Before 10 a.m. on Thursday morning, students trickled into Cook Auditorium, several sitting on the stairs. It was the class’s first meeting since judicial affairs director Leigh Remy spoke to students who allegedly misrepresented their attendance in “Sports, Ethics and Religion.”
Every Tuesday and Thursday during class, students answered a question using a personal clicker device. Religion professor Randall Balmer said he noticed that the number of answers, which he could display in real time, seemed inconsistent with the number of students in the classroom.
Balmer began to suspect that students were sending their clickers to class with friends, and decided to test his suspicion.
On Oct. 30, Balmer received approximately 250 clicker responses to his in-class question, teaching assistant Gregory Poulin MALS’16 wrote in an email. But after Balmer and the teaching assistants handed out one paper version of the question per person, it was clear that only about 200 students were present.
“We all saw it coming,” Zainab Bakrin ’18 said, “but I didn’t realize it was going to blow up like it did.”
On Tuesday, Balmer asked the 43 students to stay after class, and Remy informed them of possible disciplinary action.
All students interviewed for this article said they are not implicated in the incident.
Provost Carolyn Dever sent a campus-wide email reminding students of the academic honor principle Wednesday morning and confirmed that “the actions of a group of students for possible violations of the honor code relating to misrepresentation of class attendance and participation are currently under judicial review.” Dever said in an interview that academic policies “are not rules for the sake of rules, but about the value of education.”
“Without scolding, without judging, without fingerwagging, it’s important to remember that students are here to learn and faculty are here to teach,” Dever said.
A male member of the Class of 2017, who requested anonymity because he said he did not want his name associated with the incident, wrote in an email that when students were allowed to leave Cook to take the midterm in the library, it became apparent to him that “cheating became the norm.”
Balmer said he was aware of academic dishonesty during the online midterm.

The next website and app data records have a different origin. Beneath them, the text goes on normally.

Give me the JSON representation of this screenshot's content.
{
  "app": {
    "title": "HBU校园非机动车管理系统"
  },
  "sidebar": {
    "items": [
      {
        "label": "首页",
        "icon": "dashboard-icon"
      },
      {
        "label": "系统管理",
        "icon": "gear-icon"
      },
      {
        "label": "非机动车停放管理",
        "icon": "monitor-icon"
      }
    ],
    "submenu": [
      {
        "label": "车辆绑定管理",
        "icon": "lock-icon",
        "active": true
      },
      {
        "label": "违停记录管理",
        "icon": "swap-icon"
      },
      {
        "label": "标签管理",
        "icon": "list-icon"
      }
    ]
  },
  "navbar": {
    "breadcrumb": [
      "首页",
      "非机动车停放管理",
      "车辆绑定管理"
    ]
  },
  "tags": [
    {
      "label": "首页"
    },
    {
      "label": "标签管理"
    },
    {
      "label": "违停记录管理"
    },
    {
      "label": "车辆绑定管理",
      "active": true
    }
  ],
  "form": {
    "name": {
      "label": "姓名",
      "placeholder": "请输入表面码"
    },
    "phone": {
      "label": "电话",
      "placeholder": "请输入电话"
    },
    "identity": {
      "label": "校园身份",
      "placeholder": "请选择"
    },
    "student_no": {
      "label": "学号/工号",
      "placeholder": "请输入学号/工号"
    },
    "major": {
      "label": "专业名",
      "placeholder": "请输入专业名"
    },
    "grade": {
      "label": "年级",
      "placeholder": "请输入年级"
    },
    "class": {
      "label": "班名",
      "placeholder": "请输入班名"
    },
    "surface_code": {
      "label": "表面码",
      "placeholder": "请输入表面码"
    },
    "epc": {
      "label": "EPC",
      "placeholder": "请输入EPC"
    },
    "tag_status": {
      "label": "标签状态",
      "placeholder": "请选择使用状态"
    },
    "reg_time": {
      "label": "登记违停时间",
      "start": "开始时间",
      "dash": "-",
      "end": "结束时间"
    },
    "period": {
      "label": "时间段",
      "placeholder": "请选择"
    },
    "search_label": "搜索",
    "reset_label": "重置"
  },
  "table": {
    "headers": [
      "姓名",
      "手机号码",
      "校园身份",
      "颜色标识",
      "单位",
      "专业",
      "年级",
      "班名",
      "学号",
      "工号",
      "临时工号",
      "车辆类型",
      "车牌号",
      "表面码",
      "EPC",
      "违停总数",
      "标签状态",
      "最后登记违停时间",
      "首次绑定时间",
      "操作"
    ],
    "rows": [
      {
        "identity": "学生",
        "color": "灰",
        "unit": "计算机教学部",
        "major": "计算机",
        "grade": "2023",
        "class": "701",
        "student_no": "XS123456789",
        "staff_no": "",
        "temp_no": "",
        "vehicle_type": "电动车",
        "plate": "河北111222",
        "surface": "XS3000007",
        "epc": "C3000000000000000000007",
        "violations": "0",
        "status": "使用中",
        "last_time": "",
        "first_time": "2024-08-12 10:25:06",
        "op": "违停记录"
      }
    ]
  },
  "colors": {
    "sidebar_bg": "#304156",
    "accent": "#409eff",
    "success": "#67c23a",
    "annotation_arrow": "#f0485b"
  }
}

Balmer did not address the possible violations in class, the male member of the Class of 2017 said, and students seemed to understand this silence to mean he was unconcerned.
“Following the midterm scandal, the class became a place that fostered cheating,” he said. “Were students forced to cheat? No. But the fact that cheating was clearly occurring yet was never addressed is absurd.”
A female member of the Class of 2017, who requested anonymity because she did not want to jeopardize her standing with her coaches or teammates, said students not enrolled in the class did not understand why anyone would risk facing disciplinary processes for a small part of their grade. Attendance and participation count for about 15 percent of each student’s final grade.
While some students “technically cheated,” she said she believes their violation differs from cheating on an exam.
“It’s like skipping any class, except they were saying they were there and they weren’t,” she said.
The male member of the Class of 2017 said that while cheating “is always wrong,” students in the class felt that because obvious cheating went unaddressed, they believed it was being “swept under the rug.”
Another male member of the Class of 2017, who requested anonymity to avoid compromising his grade in the course, said that students enrolled are now “in the spotlight” of conversations all across campus. He said he was surprised that term-long cheating had not been brought to judicial affairs earlier.
Jeffrey Lang ’17 said that it is “not that hard to hide in such a large class” and that he could see how people could take advantage of the situation.
The large size made discussions ineffective, said the female member of the Class of 2017.
Lang said the course size made it difficult to have effective group debates, which counted for about 23 percent of a student’s grade. Teams consisted of around 50 people, meaning debates more closely resembled presentations, and a “core group of people” would be involved, Lang said.
As it was difficult to coordinate large groups, the female member of the Class of 2017 estimated that half of the class did not do work for the debate.
“A handful do all the work and everyone else rides on that,” Bakrin said.
Clickers were used during group debates for students to vote in real time for the teams they considered most effective, Lang said. He said that using clicker results for discussion and answering questions that previewed the lecture benefited his experience.
Two students interviewed said the clickers did not seem useful and did not add to their learning.
Students did not seem engaged and most people seemed “static,” the female member of the Class of 2017 said, but she added that this attitude did not differ much than what she has observed in other courses.
Lang said the workload seemed comparable with other courses and included a significant amount of reading. The class size was not “detrimental” to the quality of the course, he said.
In addition, he noted that the course size meant there was great diversity of opinions and discussions reflected interest.
“People say a course is a layup, but there really aren’t many layups at Dartmouth,” Bakrin said. “There is a lot of reading and like any other course, you chose to do the readings or not.”
Sasha Dudding and Taylor Malmsheimer contributed reporting.
For related coverage, see a Q&A with Ethics Institute director Aine Donovan on the honor code.